NEW YORK (Nov. 8)
Jewish groups retreating from their traditional opposition to Federal aid to parochial schools were sharply criticized by Israel Breslow, president of the Workmen’s Circle, the 65,000 member Jewish fraternal and cultural organization, at a meeting of the organization’s national executive at the Hotel Astor.
“A number of Jewish agencies have come out, or are preparing to come out, for Federal aid to parochial schools in the obvious expectation that their own schools will be among the beneficiaries. This is a clear sacrifice of principle to expediency,” he charged.
He said that the Workmen’s Circle, which operates a total of 80 secular Jewish schools in New York, Chicago, Los Angeles, Boston, Philadelphia, Detroit and other cities, “understands very well that rising school costs are becoming increasingly burdensome;” But if we wish to perpetuate our culture and religion within the American family, we must be willing to foot the bill,” he said.

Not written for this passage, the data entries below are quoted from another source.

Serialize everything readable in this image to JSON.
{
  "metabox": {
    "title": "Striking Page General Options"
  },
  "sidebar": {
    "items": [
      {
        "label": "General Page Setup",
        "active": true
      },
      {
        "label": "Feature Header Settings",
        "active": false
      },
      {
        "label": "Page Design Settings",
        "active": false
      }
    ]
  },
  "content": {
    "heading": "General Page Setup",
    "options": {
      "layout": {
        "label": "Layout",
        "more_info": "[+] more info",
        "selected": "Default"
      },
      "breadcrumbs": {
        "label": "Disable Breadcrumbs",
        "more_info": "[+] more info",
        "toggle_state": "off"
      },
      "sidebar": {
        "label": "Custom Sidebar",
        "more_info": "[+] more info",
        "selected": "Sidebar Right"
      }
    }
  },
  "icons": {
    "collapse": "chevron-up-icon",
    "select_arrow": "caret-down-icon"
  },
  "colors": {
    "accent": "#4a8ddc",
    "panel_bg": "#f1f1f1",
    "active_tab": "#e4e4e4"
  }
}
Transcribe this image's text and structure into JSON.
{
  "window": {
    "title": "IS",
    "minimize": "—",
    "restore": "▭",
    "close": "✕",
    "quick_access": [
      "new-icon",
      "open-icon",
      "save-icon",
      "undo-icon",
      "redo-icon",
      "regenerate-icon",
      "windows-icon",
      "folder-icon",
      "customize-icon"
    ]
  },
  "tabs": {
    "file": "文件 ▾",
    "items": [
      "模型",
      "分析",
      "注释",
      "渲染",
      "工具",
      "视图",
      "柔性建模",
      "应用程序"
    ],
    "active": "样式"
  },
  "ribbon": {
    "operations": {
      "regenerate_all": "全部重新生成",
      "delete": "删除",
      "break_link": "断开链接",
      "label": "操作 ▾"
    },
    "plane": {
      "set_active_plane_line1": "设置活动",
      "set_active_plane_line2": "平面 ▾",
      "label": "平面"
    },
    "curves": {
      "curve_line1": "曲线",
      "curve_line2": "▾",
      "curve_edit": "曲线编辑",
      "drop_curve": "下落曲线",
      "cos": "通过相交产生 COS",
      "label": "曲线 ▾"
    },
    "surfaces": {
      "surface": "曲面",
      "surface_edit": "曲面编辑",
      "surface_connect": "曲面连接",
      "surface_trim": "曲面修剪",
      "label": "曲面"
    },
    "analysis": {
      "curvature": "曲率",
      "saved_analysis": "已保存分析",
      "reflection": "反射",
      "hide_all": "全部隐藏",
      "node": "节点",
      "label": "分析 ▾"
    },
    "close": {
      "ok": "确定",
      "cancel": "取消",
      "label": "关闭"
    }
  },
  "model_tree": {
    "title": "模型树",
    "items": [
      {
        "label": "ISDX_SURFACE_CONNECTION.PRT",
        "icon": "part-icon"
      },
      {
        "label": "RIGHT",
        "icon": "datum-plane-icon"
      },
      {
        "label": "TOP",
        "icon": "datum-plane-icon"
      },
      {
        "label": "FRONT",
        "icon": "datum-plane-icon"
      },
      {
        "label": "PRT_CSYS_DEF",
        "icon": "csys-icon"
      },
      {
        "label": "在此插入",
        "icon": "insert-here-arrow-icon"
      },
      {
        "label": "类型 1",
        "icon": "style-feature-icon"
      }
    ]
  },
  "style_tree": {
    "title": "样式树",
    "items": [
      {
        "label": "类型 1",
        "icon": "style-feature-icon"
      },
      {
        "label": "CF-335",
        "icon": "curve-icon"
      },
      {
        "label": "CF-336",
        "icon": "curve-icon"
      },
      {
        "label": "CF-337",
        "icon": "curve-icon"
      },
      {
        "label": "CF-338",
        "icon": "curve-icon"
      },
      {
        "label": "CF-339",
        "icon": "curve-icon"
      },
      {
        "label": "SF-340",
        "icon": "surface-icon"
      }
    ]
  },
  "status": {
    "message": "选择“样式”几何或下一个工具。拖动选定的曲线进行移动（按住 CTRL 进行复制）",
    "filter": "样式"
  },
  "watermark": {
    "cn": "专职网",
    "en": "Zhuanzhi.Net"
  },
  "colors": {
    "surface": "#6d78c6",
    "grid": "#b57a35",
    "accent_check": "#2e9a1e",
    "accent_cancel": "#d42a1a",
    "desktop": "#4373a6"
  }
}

The Workmen’s Circle president noted that there has recently been an upsurge of interest in Jewish culture among second and third generation Americans of Jewish ancestry, and that this has resulted in a growing demand for Workmen’s Circle schools in suburban areas. He said that, within the past year alone, two such new school centers had been completed in the New York City area, and that construction on a third has begun.